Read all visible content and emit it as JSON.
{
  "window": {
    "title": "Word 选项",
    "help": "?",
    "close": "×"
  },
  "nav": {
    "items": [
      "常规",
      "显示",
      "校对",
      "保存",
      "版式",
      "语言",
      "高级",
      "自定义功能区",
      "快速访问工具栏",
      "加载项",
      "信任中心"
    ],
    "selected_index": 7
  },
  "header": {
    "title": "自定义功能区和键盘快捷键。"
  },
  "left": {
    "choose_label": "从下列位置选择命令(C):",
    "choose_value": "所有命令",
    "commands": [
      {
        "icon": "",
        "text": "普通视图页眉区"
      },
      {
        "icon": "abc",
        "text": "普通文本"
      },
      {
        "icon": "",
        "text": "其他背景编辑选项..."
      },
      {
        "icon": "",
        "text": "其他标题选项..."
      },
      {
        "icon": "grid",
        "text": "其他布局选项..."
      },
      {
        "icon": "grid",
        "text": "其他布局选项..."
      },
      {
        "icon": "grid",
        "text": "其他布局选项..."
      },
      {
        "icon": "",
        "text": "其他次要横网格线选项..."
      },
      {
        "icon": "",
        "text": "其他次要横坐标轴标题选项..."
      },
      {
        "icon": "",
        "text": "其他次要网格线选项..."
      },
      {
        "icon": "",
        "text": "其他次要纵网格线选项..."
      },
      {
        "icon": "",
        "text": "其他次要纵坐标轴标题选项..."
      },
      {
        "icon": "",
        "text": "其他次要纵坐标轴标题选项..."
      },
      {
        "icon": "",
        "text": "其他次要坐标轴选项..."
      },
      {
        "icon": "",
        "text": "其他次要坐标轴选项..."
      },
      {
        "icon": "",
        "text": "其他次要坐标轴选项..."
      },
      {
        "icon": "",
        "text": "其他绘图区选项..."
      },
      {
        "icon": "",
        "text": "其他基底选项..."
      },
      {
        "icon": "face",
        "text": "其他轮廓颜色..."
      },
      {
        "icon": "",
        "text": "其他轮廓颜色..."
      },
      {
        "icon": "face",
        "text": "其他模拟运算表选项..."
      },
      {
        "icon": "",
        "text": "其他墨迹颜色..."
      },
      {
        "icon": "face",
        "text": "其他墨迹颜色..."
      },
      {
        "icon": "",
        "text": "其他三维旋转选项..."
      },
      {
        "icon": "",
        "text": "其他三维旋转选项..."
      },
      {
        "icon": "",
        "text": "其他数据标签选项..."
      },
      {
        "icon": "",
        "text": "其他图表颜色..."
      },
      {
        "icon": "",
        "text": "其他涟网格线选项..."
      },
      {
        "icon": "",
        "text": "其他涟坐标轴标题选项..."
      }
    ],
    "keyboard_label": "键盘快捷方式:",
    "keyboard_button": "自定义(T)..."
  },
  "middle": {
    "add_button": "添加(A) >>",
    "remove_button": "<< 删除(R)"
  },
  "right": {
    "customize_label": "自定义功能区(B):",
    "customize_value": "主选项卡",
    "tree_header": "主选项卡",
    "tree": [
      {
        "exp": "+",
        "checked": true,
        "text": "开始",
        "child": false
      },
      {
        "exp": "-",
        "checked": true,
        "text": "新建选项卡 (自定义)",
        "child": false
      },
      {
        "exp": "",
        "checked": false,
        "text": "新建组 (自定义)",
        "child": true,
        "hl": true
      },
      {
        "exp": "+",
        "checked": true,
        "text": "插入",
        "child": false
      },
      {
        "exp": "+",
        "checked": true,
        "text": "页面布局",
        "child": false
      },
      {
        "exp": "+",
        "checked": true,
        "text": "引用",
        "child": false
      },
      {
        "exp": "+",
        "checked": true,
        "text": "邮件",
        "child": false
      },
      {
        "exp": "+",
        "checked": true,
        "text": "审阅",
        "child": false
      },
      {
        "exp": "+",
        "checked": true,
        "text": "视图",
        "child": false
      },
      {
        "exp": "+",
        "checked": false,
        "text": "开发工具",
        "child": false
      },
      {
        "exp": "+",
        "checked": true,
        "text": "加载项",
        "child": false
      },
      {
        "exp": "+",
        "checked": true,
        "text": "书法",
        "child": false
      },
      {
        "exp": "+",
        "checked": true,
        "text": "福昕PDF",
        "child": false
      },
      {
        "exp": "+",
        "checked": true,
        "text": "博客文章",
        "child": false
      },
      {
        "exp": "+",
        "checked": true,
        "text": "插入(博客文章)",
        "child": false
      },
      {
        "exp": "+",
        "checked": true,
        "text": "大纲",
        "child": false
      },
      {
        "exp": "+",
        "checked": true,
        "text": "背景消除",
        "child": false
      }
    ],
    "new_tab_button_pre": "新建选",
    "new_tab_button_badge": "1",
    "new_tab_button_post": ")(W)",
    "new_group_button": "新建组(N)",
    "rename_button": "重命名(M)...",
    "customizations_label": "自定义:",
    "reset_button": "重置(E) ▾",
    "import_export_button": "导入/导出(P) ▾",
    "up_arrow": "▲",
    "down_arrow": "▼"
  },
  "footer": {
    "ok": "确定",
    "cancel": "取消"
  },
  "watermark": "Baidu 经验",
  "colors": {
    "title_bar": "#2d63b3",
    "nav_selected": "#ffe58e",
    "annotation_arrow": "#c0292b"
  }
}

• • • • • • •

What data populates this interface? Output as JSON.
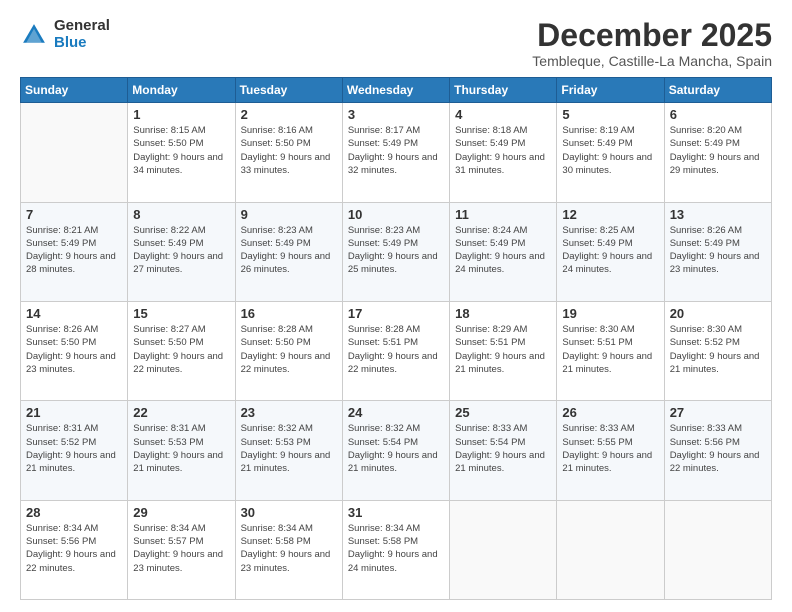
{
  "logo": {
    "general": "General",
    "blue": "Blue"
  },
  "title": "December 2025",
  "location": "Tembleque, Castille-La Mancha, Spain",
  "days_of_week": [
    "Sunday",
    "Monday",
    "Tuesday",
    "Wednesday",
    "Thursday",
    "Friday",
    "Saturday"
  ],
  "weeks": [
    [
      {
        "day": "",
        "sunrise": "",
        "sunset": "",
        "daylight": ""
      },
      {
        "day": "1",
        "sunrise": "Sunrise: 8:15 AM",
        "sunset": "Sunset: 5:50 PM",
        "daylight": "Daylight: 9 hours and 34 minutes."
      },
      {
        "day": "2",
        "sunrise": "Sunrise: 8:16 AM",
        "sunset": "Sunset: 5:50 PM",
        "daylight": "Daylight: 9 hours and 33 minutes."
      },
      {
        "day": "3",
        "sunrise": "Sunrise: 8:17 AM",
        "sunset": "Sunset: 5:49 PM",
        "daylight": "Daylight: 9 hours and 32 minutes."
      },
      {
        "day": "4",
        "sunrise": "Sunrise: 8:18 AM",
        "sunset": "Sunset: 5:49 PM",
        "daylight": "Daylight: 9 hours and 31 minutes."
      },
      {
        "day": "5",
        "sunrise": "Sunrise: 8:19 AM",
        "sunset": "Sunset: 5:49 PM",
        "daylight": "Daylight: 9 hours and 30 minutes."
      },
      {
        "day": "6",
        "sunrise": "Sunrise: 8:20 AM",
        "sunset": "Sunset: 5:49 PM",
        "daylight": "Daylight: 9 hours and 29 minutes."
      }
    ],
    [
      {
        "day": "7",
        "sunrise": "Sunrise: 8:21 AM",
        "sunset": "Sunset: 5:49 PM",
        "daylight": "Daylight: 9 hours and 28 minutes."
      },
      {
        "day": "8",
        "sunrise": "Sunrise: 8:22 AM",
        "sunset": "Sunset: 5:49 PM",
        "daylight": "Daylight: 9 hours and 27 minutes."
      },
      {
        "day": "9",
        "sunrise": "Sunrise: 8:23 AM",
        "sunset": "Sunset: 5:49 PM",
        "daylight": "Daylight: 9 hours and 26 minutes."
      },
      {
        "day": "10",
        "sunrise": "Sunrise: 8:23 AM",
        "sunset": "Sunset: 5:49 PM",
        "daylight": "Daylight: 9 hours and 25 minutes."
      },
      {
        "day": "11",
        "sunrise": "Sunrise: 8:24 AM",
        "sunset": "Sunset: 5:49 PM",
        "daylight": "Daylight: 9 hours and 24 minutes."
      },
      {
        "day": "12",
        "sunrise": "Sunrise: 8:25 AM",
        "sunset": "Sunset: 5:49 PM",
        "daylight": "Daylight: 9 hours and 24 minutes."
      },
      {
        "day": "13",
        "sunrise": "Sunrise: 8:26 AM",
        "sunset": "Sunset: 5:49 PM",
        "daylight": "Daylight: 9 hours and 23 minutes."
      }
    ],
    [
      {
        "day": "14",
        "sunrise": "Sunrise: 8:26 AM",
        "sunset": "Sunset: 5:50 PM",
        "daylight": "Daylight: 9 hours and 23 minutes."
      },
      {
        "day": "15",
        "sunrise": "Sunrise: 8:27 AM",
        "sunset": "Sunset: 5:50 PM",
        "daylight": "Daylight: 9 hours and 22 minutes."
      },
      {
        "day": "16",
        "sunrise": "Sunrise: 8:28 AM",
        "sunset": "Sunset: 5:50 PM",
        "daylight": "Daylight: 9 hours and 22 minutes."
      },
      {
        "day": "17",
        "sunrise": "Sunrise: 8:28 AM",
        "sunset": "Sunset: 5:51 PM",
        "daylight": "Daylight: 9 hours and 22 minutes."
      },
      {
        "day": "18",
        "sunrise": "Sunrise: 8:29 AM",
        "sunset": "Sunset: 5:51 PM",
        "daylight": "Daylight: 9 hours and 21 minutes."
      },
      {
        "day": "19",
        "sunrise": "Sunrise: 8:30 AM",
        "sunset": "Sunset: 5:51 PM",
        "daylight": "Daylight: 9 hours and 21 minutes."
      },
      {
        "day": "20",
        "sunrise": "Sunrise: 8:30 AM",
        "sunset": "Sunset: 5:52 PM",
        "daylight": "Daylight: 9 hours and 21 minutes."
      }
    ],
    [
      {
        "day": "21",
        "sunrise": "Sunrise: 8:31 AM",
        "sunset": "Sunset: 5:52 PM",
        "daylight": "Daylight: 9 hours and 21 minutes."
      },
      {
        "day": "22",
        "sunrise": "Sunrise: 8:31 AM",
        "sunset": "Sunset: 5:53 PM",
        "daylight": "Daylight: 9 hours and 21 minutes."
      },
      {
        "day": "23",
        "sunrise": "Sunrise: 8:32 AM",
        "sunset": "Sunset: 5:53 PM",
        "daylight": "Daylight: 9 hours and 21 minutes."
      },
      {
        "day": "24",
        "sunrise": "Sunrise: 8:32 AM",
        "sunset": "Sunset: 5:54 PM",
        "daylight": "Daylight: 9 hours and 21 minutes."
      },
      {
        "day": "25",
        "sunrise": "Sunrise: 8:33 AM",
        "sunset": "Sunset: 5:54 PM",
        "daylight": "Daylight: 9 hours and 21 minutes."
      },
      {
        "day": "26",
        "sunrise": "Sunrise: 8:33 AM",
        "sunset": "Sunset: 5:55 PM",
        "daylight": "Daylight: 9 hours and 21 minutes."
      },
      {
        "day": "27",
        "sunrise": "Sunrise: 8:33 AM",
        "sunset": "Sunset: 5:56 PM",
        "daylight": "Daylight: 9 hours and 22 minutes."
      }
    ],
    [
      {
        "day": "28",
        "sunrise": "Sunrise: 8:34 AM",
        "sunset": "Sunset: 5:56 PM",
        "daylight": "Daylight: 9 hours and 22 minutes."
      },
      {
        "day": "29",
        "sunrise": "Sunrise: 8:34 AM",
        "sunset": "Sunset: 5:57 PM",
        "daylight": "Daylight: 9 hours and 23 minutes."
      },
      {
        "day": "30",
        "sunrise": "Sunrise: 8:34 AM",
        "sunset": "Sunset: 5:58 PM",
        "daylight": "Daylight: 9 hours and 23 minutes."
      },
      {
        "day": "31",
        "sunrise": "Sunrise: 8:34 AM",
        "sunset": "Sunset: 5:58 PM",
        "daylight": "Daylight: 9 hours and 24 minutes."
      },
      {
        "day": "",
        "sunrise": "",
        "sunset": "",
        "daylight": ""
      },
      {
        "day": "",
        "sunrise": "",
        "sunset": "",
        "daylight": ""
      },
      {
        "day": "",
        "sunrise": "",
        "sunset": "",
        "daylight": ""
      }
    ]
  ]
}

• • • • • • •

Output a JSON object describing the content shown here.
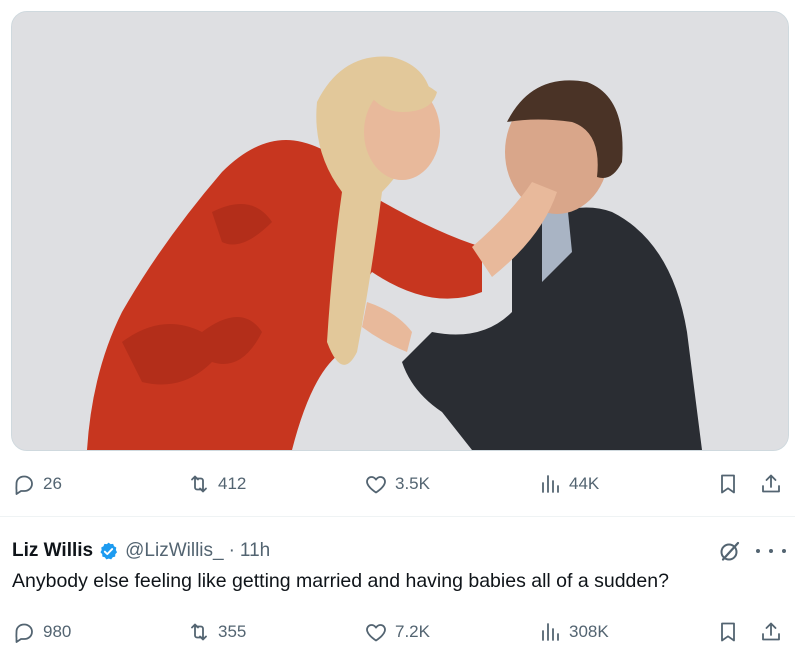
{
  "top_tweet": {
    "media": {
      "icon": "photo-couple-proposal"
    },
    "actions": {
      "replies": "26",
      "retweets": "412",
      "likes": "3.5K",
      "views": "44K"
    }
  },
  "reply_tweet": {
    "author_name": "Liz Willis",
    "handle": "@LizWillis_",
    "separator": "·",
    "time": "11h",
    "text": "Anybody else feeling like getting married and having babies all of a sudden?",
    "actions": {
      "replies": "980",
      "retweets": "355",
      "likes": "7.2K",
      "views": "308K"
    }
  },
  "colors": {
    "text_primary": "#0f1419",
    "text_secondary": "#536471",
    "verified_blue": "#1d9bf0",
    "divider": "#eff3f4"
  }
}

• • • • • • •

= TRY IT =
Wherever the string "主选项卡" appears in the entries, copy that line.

= RESULT FOR THIS EXERCISE =
    "customize_value": "主选项卡",
    "tree_header": "主选项卡",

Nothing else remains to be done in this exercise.